Task directions
Every entry below should be reproduced exactly; no picture is to be included.

Records from a data collection:
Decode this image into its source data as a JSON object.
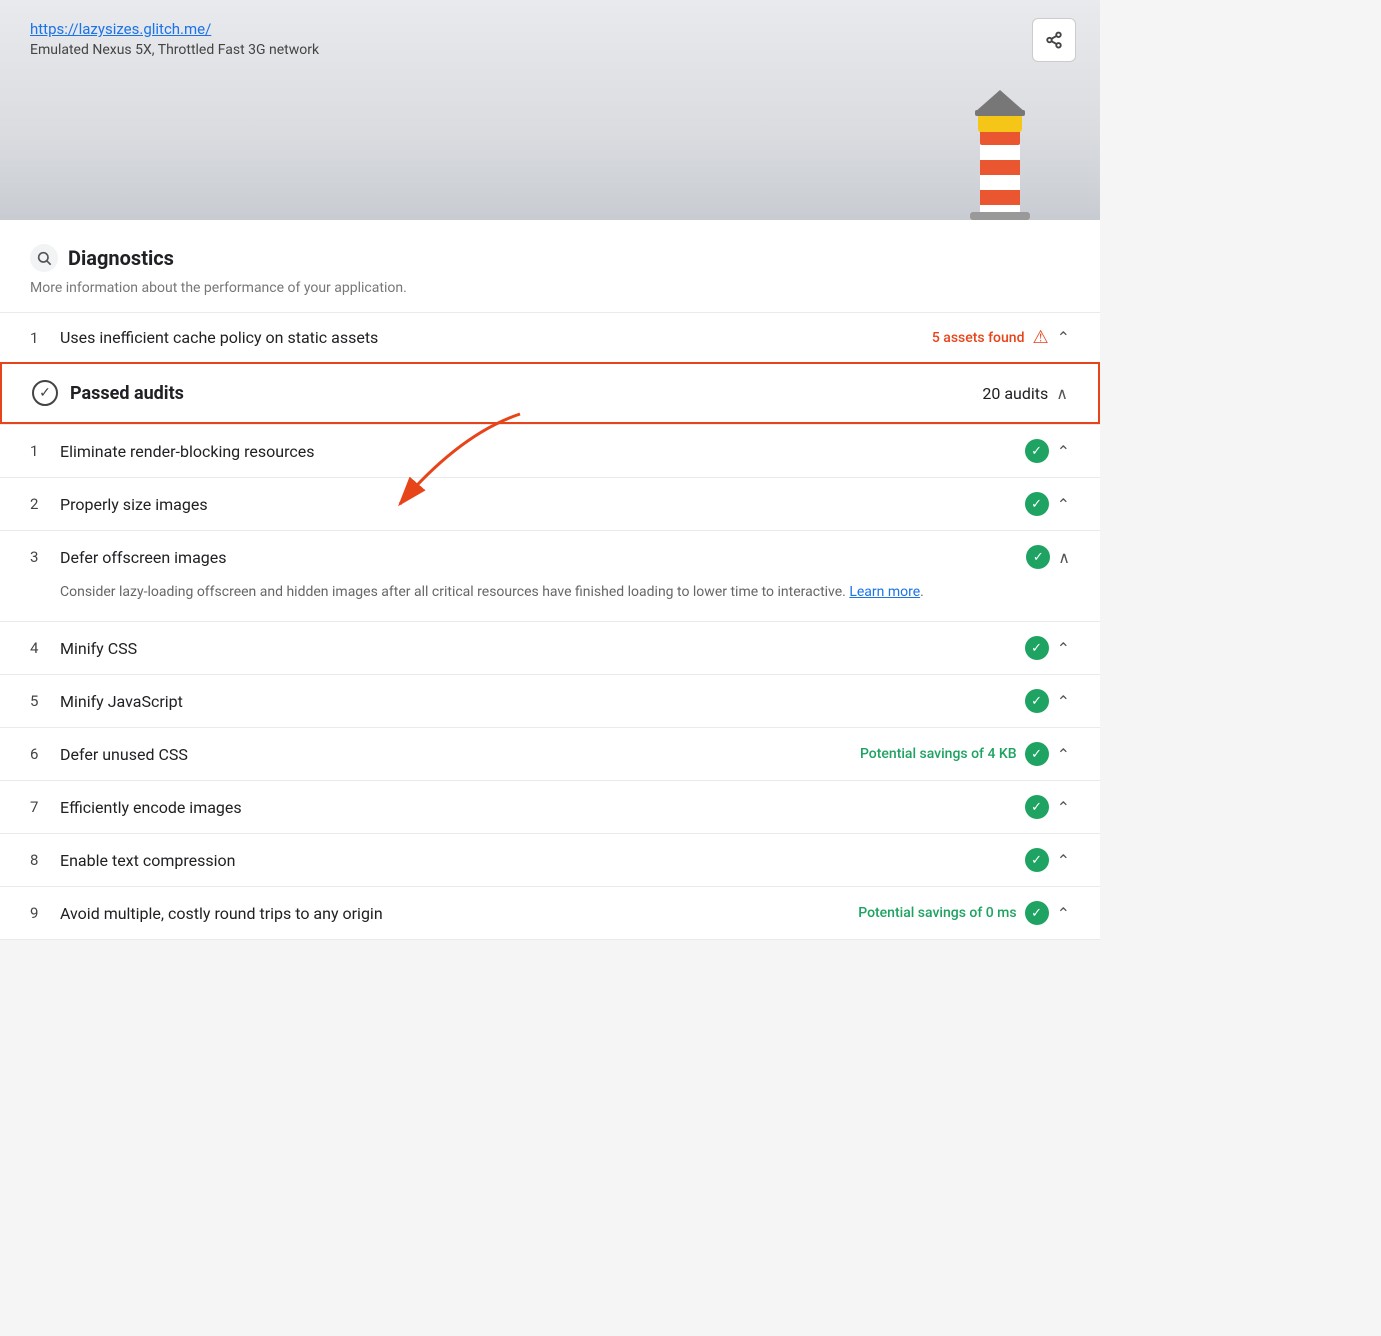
{
  "header": {
    "url": "https://lazysizes.glitch.me/",
    "subtitle": "Emulated Nexus 5X, Throttled Fast 3G network",
    "share_label": "⋮"
  },
  "diagnostics": {
    "icon": "🔍",
    "title": "Diagnostics",
    "subtitle": "More information about the performance of your application."
  },
  "diagnostics_items": [
    {
      "number": "1",
      "name": "Uses inefficient cache policy on static assets",
      "badge": "5 assets found",
      "badge_type": "warning",
      "expanded": false
    }
  ],
  "passed_audits": {
    "title": "Passed audits",
    "count": "20 audits",
    "chevron": "up"
  },
  "audit_items": [
    {
      "number": "1",
      "name": "Eliminate render-blocking resources",
      "status": "pass",
      "expanded": false
    },
    {
      "number": "2",
      "name": "Properly size images",
      "status": "pass",
      "expanded": false
    },
    {
      "number": "3",
      "name": "Defer offscreen images",
      "status": "pass",
      "expanded": true,
      "description": "Consider lazy-loading offscreen and hidden images after all critical resources have finished loading to lower time to interactive.",
      "learn_more": "Learn more"
    },
    {
      "number": "4",
      "name": "Minify CSS",
      "status": "pass",
      "expanded": false
    },
    {
      "number": "5",
      "name": "Minify JavaScript",
      "status": "pass",
      "expanded": false
    },
    {
      "number": "6",
      "name": "Defer unused CSS",
      "status": "pass",
      "savings": "Potential savings of 4 KB",
      "expanded": false
    },
    {
      "number": "7",
      "name": "Efficiently encode images",
      "status": "pass",
      "expanded": false
    },
    {
      "number": "8",
      "name": "Enable text compression",
      "status": "pass",
      "expanded": false
    },
    {
      "number": "9",
      "name": "Avoid multiple, costly round trips to any origin",
      "status": "pass",
      "savings": "Potential savings of 0 ms",
      "expanded": false
    }
  ],
  "colors": {
    "warning": "#e8441a",
    "pass": "#1ea362",
    "text_primary": "#202124",
    "text_secondary": "#666",
    "border": "#e8eaed"
  }
}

Solution to the problem
Decode this image into its source data as a JSON object.
{
  "header": {
    "url": "https://lazysizes.glitch.me/",
    "subtitle": "Emulated Nexus 5X, Throttled Fast 3G network",
    "share_label": "⋮"
  },
  "diagnostics": {
    "icon": "🔍",
    "title": "Diagnostics",
    "subtitle": "More information about the performance of your application."
  },
  "diagnostics_items": [
    {
      "number": "1",
      "name": "Uses inefficient cache policy on static assets",
      "badge": "5 assets found",
      "badge_type": "warning",
      "expanded": false
    }
  ],
  "passed_audits": {
    "title": "Passed audits",
    "count": "20 audits",
    "chevron": "up"
  },
  "audit_items": [
    {
      "number": "1",
      "name": "Eliminate render-blocking resources",
      "status": "pass",
      "expanded": false
    },
    {
      "number": "2",
      "name": "Properly size images",
      "status": "pass",
      "expanded": false
    },
    {
      "number": "3",
      "name": "Defer offscreen images",
      "status": "pass",
      "expanded": true,
      "description": "Consider lazy-loading offscreen and hidden images after all critical resources have finished loading to lower time to interactive.",
      "learn_more": "Learn more"
    },
    {
      "number": "4",
      "name": "Minify CSS",
      "status": "pass",
      "expanded": false
    },
    {
      "number": "5",
      "name": "Minify JavaScript",
      "status": "pass",
      "expanded": false
    },
    {
      "number": "6",
      "name": "Defer unused CSS",
      "status": "pass",
      "savings": "Potential savings of 4 KB",
      "expanded": false
    },
    {
      "number": "7",
      "name": "Efficiently encode images",
      "status": "pass",
      "expanded": false
    },
    {
      "number": "8",
      "name": "Enable text compression",
      "status": "pass",
      "expanded": false
    },
    {
      "number": "9",
      "name": "Avoid multiple, costly round trips to any origin",
      "status": "pass",
      "savings": "Potential savings of 0 ms",
      "expanded": false
    }
  ],
  "colors": {
    "warning": "#e8441a",
    "pass": "#1ea362",
    "text_primary": "#202124",
    "text_secondary": "#666",
    "border": "#e8eaed"
  }
}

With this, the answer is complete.